An Edinburgh based rocket company has announced that it is working with an experienced engineer to create the first totally private space launch in the UK.

At the Reinventing Space conference in London, Skyrora confirmed it has acquired the FARISpace project, led by acclaimed British rocket engineer, Richard M Brown.

FARISpace is now being reconfigured in order to carry a larger payload under the name ‘SkyHy’.

SkyHy extends the range of Skyrora’s launcher portfolio with a two-stage hydrogen peroxide hybrid rocket which is built and ready to launch. If the vehicle blasts off from the UK, it would be the highest commercial launch to take place here as part of the new space race, building upon the success of company’s inaugural test launch last summer.

The completely British technology has an engine that has been tested a number of times.  It uses the kind of powerful, reliable technology that can be transferred for Skyrora’s orbital requirements, capable of multiple restarts and orbital manoeuvrability. The company feels it fits perfectly with their technological plan, as it aims to capture its share of the fast-growing small satellite launch market.

Daniel Smith, Director at Skyrora, explained : “The chance to acquire this ingenious technology was ideal for us, as it blends seamlessly into our overall strategy as the fastest and most cost effective way to gain practical experience of suborbital launches with a non-guided rocket, while testing the peroxide propellant that we’re already distilling here in the UK.

“As it is a helium pressurised, hydrogen peroxide hybrid, it uses two of the working fluids we will be using in our future orbital vehicles. The engine system can be used for our future steps, taking us towards our next big milestone of launching a guided suborbital vehicle.

“It’s the perfect bridge between the Skylark inspired test rockets which we’ve worked on previously, to our ultimate bi-liquid launch vehicle.

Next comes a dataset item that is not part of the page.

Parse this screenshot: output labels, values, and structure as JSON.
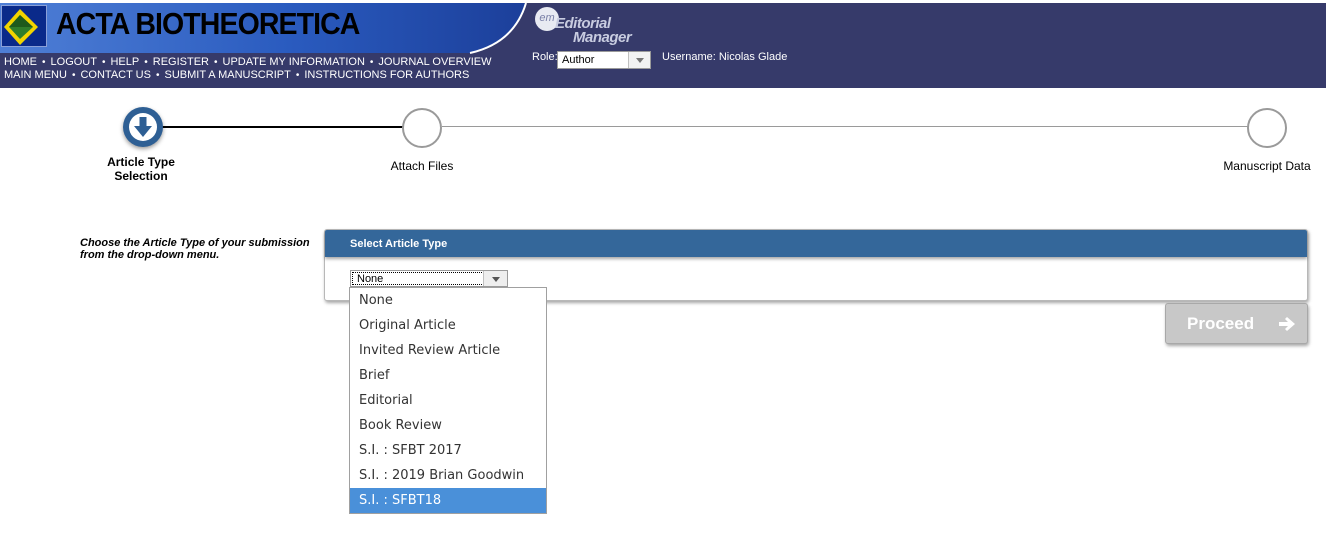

Now we have an unguided suborbital rocket ready to be launched, it’s a great opportunity for us to work closely with regulators, get a feel for spaceport activity and gain more real launch experience, while testing critical aspects of our future systems such as telemetry, tracking, ground operations and safety procedures.

“We’re delighted to be working with an engineer as esteemed as Richard and are excited to utilise his design in the next stage of our company’s development.”

Richard M Brown has a strong record of success with ambitious rocket and jet-related projects. His Gillette Mach3 Challenger rocket bike, the subject of its own BBC documentary, attained a fastest ever speed for motorbikes in 1999, and he has continued to excel in a number of other ambitious space projects.

Smith added: “SkyHy is capable of near-space flight and can reach around 100km altitude, providing a valuable test case for us. We’ve opened discussions to launch from the UK, but we’re not ruling out an international launch for this one if it cuts out delays. The key factors for us will always be safety, cost-effectiveness and a swift, responsive time to launch”

“In the meantime, our engineers are working with Richard to repurpose and enhance the vehicle, helping an innovative British product do what it was made to do. With payload enquiries already coming in, we simply can’t wait to see it fly!”

Skyrora is developing launch vehicle technology that builds on previous rocket systems aiming to reduce the cost of launches with proven technology and advanced engineering methods.

The firm draws on Britain’s launch heritage and hopes to build a robust supply chain while creating new employment opportunities to inspire the next generation of talent.